earth, they are never guilty of such crimes,
they are the ones who, by their godly
live84 conversation, sad acts are lifting -'
mgu the banner or tne cross above the
beads of poor church members and saying
"Follow me, as J follow Christ," Dqtbey 7
I have not seen it We think in fact
that when "The fiddle squeaks; and th'e ,
dancers trip their merry rounds," they do'
'toffend God,"' especially if the merry T
rounds are made up of the waltz and kin-'
died dances. ' ..
But I am making this article too lohg
and will close by concurring heartily with
one sentiment found in the last jiaragraph
of tbe above mentioned sermon; "Let us,
each and all, guard our tonges (may e
not addlour pent) from evil and damaging ''.
speech
tiAKTFOEtD, .hvr, Jkiarch o.
Yonthful BlpIomaeTV "
A little aix-vear-old eirl in Monroe' 1
went, into & store where her father wi7
the other dav. andslvlvannroachin? him.'
said; "Papa, won't you buy me a new '
dress" "What, buy you a new dress.
Susie?"', ,rYes, papa, won't you?"
"Well, 111 see; I'll Bpeak to your mother
about it.'' Elongation to' an alarming
extent rapidly spread over thatlittlejcou'n-
tenance, but a thought suddenly struck "
bei, and. with a smile Bhe looked up into"" '
her father's face and said, "Well,' papa,"
if you do speak to mamma aboutit, doit
easy, or she may want the new dress her-' ' '
self!" Tbe father at once saw the point,
and the new dress was purchased. Lit- '
tltton Mass.) Republic
"Mr. Smithers. how can you sleep so7
The sun has been up these twb'faoufsl"
"Well, what it be basr said 5 mi tn era.
"He goes to bed at dark, while I'm up till '
after midnight." '
A rinnnv fnther at WnAnaruVat R1ijva
j- . . . .
Island, is described as harine- been ere- '
sented with "twenty-seven pjunda of '
twins."
Francis Guerin found a diamond valued
at 7,000,000 franca in an abandoned mine
at Devil's Table, in Africa, and has taken
it to Paris.
.
Greatness stands upon a precipice, and
if proajjerity carries a man ever so. Hula,
over his poise it overbears and dashes t
uiui iu picvca.
A man and a woman at - Hartford.
Conn., have just finished a series of 1;000
games of cribbage, begun in October, and .,,

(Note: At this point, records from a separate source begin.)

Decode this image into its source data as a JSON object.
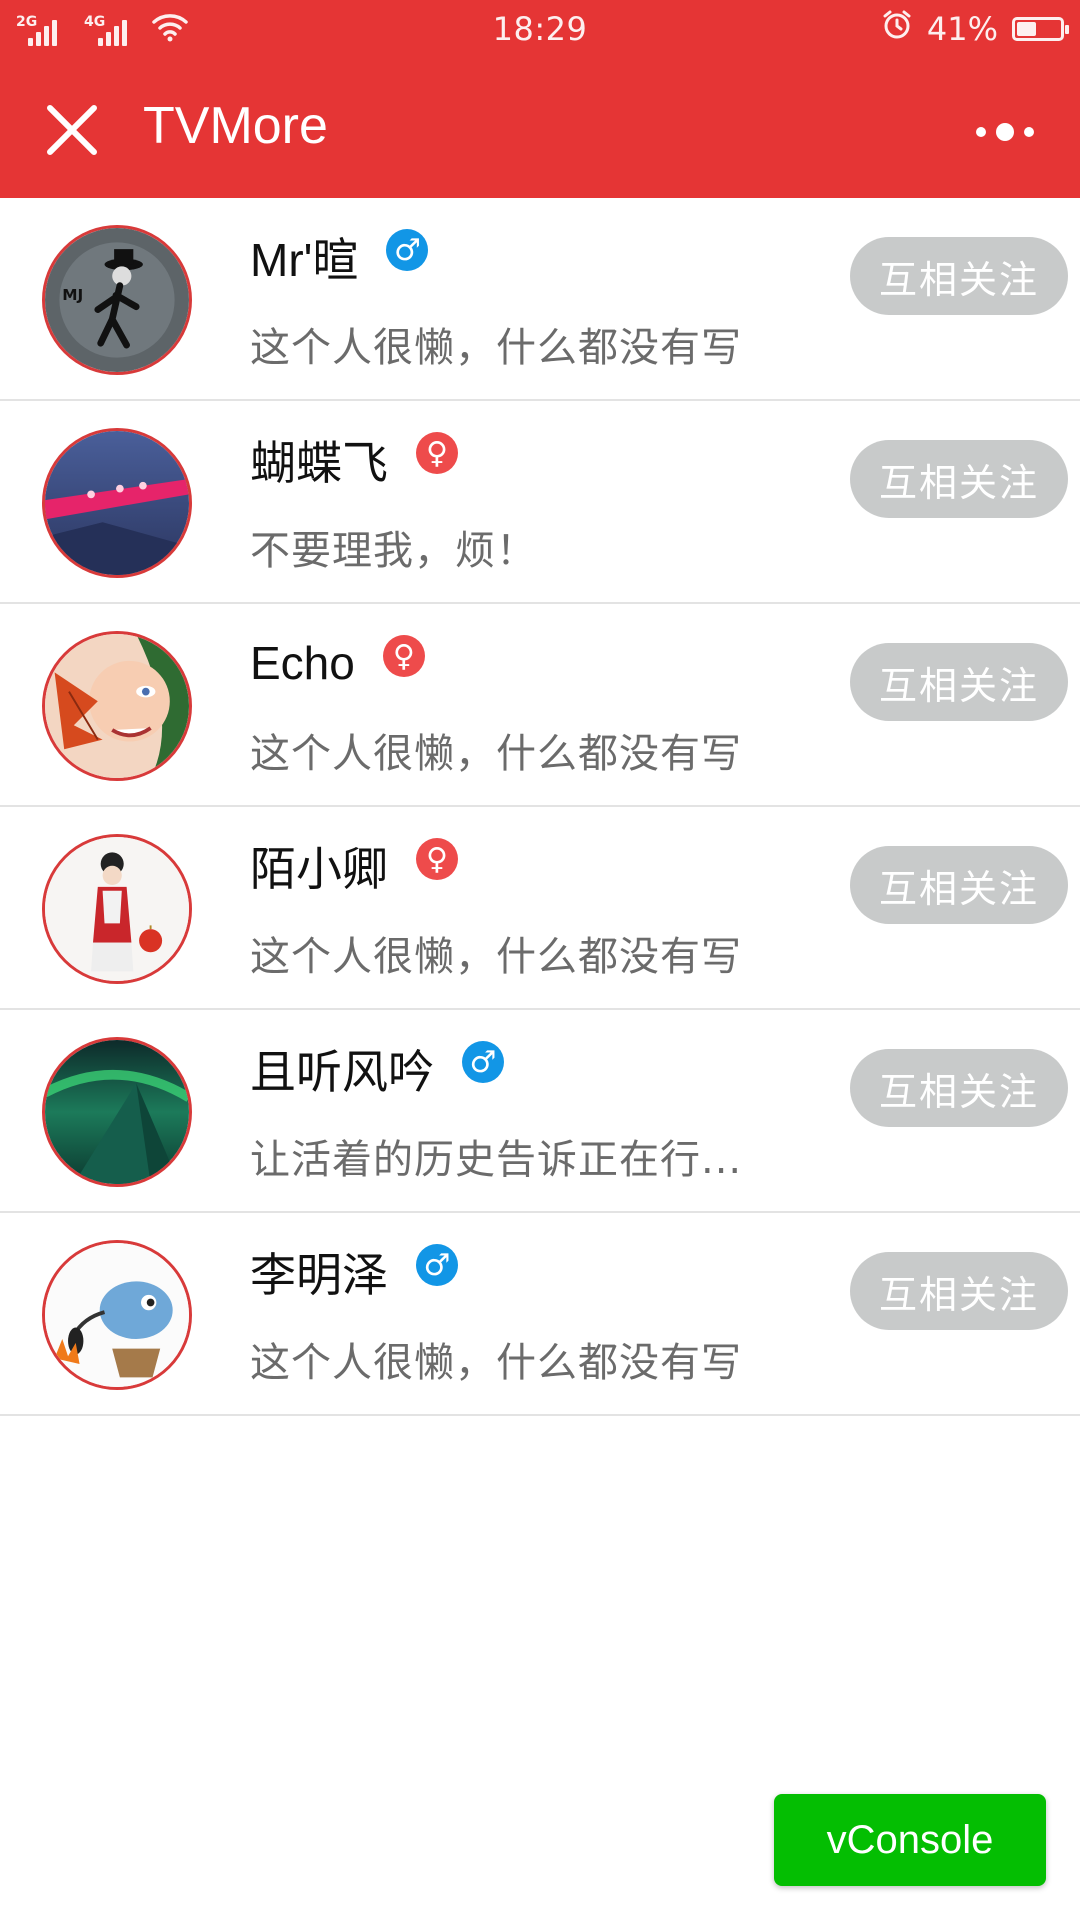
{
  "status_bar": {
    "network1": "2G",
    "network2": "4G",
    "time": "18:29",
    "battery_percent": "41%",
    "battery_level": 0.41,
    "icons": [
      "signal-icon",
      "wifi-icon",
      "alarm-icon",
      "battery-icon"
    ]
  },
  "nav": {
    "title": "TVMore",
    "close_icon": "close-icon",
    "more_icon": "more-dots-icon"
  },
  "colors": {
    "brand": "#e53535",
    "male": "#1296e6",
    "female": "#ee4b4b",
    "follow_button": "#c8caca",
    "vconsole": "#04be02"
  },
  "users": [
    {
      "name": "Mr'暄",
      "gender": "male",
      "gender_symbol": "♂",
      "bio": "这个人很懒，什么都没有写",
      "button": "互相关注"
    },
    {
      "name": "蝴蝶飞",
      "gender": "female",
      "gender_symbol": "♀",
      "bio": "不要理我，烦！",
      "button": "互相关注"
    },
    {
      "name": "Echo",
      "gender": "female",
      "gender_symbol": "♀",
      "bio": "这个人很懒，什么都没有写",
      "button": "互相关注"
    },
    {
      "name": "陌小卿",
      "gender": "female",
      "gender_symbol": "♀",
      "bio": "这个人很懒，什么都没有写",
      "button": "互相关注"
    },
    {
      "name": "且听风吟",
      "gender": "male",
      "gender_symbol": "♂",
      "bio": "让活着的历史告诉正在行...",
      "button": "互相关注"
    },
    {
      "name": "李明泽",
      "gender": "male",
      "gender_symbol": "♂",
      "bio": "这个人很懒，什么都没有写",
      "button": "互相关注"
    }
  ],
  "vconsole_label": "vConsole"
}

the woman won aic ot tuem. ....
A petrified butterfly wait found in a
Dubque quarry the other diy, and alt the
delicate outlines were aa perfect as in lite.
a

xml | txt